Sitting at Lake Karakul, with Sandra, in front of Mount Muztagh Ata. A mountain with a height of 7546 meter. We are at a height of 4000 meter and it is difficult to breath here, to get oxygen, and we feel heavy, or tired. The place is depressing, unloving. There is a lot of police, touristic attractions and dirt. It is difficult to get in a good mood here, but we will try to connect to the mountain.

‘This is the gate of the white Tara. I am the embodiment of eternal compassion. I embrace all people as my children and I know they make mistakes, I know they falter, they stumble and fall. But everyone is on another part of the path towards enlightenment. Everyone has his own lessons to learn. And there is no better or worse, only one step at the time. If you can look through the illusion of right and wrong, of good and bad, you will see that there is only love, there is only light. But it is for you to go through this gate, to enter into the kingdom of Shambhala. Because this is one of the doorways. Entry means that you come to this higher state of awareness, of love. This does not mean that you are closing your mind for everything around you, you still need to discern between the two; between right and wrong. But there is a pathway beyond this right and wrong. That is where this gate leads to. 

It means you have to understand who you are and have a deeper compassion, a deeper understanding of yourself. Because as you judge others, you judge yourself – they are one and the same. As the bodhisattva of compassion the only lesson I teach you is that you always look into the mirror, and thus you will get to know yourself. So when you release your own judgement about your mistakes – about the things you do wrong in your own eyes, your own judgement – when you’re able to embrace that, you will be able to embrace everyone.

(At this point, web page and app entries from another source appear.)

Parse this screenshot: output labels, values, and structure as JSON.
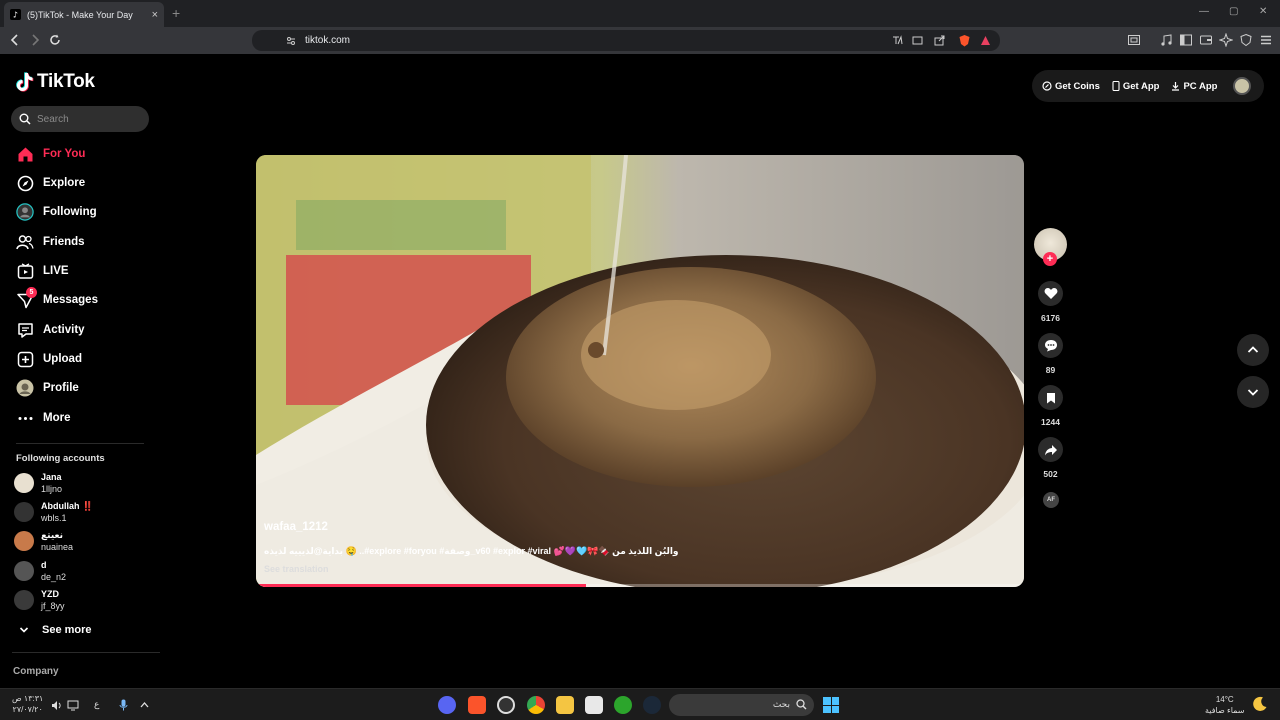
{
  "browser": {
    "tab_title": "(5)TikTok - Make Your Day",
    "tab_close": "×",
    "new_tab": "+",
    "url": "tiktok.com",
    "win_min": "—",
    "win_max": "▢",
    "win_close": "✕"
  },
  "brand": {
    "name": "TikTok"
  },
  "search": {
    "placeholder": "Search"
  },
  "nav": [
    {
      "label": "For You",
      "icon": "home-icon",
      "active": true
    },
    {
      "label": "Explore",
      "icon": "compass-icon"
    },
    {
      "label": "Following",
      "icon": "following-avatar-icon"
    },
    {
      "label": "Friends",
      "icon": "friends-icon"
    },
    {
      "label": "LIVE",
      "icon": "live-icon"
    },
    {
      "label": "Messages",
      "icon": "messages-icon",
      "badge": "5"
    },
    {
      "label": "Activity",
      "icon": "activity-icon"
    },
    {
      "label": "Upload",
      "icon": "upload-icon"
    },
    {
      "label": "Profile",
      "icon": "profile-avatar-icon"
    },
    {
      "label": "More",
      "icon": "more-icon"
    }
  ],
  "following_accounts": {
    "title": "Following accounts",
    "accounts": [
      {
        "name": "Jana",
        "handle": "1lljno"
      },
      {
        "name": "Abdullah ‼️",
        "handle": "wbls.1"
      },
      {
        "name": "نعيتع",
        "handle": "nuainea"
      },
      {
        "name": "d",
        "handle": "de_n2"
      },
      {
        "name": "YZD",
        "handle": "jf_8yy"
      }
    ],
    "see_more": "See more"
  },
  "footer": {
    "company": "Company"
  },
  "header_actions": {
    "get_coins": "Get Coins",
    "get_app": "Get App",
    "pc_app": "PC App"
  },
  "video": {
    "author": "wafaa_1212",
    "caption": "بداية@لذيييه لذيذه 🤤 ..#explore #foryou #وصفة_v60 #explor #viral 💕💜🩵🎀🍫 والبُن اللذيذ من",
    "see_translation": "See translation",
    "progress": 0.43
  },
  "actions": {
    "likes": "6176",
    "comments": "89",
    "saves": "1244",
    "shares": "502",
    "music_disc_label": "AF",
    "follow_plus": "+"
  },
  "taskbar": {
    "search_text": "بحث",
    "clock_time": "١٣:٣١ ص",
    "clock_date": "٢٧/٠٧/٢٠",
    "temperature": "14°C",
    "weather": "سماء صافية",
    "lang": "ع"
  },
  "colors": {
    "accent": "#fe2c55",
    "background": "#000000",
    "browser_bar": "#35363a"
  }
}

We know this is not easy. It is not a path for all, to climb a mountain of 7500 meters. So welcome again. Because you are entering secret ground, entering my body, entering my consciousness. Because you are part of me, as they – the men you see around here – are part of you, they are part of your dreams. Walk tall. Find your own dignity and ground yourself in that awareness of who you are. Not comparing yourself to them, not anchoring yourself into their system. Anchor yourself within the heart of the Buddha. 

This is all for now.’